-- Opening Marker --

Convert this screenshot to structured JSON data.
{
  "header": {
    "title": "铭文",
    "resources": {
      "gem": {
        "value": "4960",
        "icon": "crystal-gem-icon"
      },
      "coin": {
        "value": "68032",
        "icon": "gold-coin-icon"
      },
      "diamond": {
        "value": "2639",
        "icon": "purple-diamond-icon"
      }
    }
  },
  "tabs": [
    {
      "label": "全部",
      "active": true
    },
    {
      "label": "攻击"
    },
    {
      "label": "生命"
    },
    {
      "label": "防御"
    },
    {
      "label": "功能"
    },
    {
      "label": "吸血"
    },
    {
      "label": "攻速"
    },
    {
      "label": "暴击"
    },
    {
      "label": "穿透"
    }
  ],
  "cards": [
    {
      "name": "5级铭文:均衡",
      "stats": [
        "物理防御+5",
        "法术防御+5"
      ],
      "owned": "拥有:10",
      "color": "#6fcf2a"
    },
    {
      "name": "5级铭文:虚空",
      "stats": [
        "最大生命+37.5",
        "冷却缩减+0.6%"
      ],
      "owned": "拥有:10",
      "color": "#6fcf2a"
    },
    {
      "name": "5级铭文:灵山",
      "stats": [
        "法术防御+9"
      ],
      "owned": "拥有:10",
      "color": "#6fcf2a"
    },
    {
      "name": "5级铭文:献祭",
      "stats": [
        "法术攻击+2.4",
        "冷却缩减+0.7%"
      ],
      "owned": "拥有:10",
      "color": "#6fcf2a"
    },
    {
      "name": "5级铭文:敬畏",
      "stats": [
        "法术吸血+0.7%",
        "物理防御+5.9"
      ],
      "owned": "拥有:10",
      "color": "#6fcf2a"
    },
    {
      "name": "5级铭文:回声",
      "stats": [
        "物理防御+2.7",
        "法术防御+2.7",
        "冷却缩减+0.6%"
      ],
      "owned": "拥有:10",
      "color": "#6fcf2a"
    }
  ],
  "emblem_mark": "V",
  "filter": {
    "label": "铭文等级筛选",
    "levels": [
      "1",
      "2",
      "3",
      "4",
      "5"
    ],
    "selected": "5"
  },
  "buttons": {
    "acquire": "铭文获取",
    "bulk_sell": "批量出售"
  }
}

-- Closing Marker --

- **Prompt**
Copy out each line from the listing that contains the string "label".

- **Problem solution**
      "label": "全部",
      "label": "攻击"
      "label": "生命"
      "label": "防御"
      "label": "功能"
      "label": "吸血"
      "label": "攻速"
      "label": "暴击"
      "label": "穿透"
    "label": "铭文等级筛选",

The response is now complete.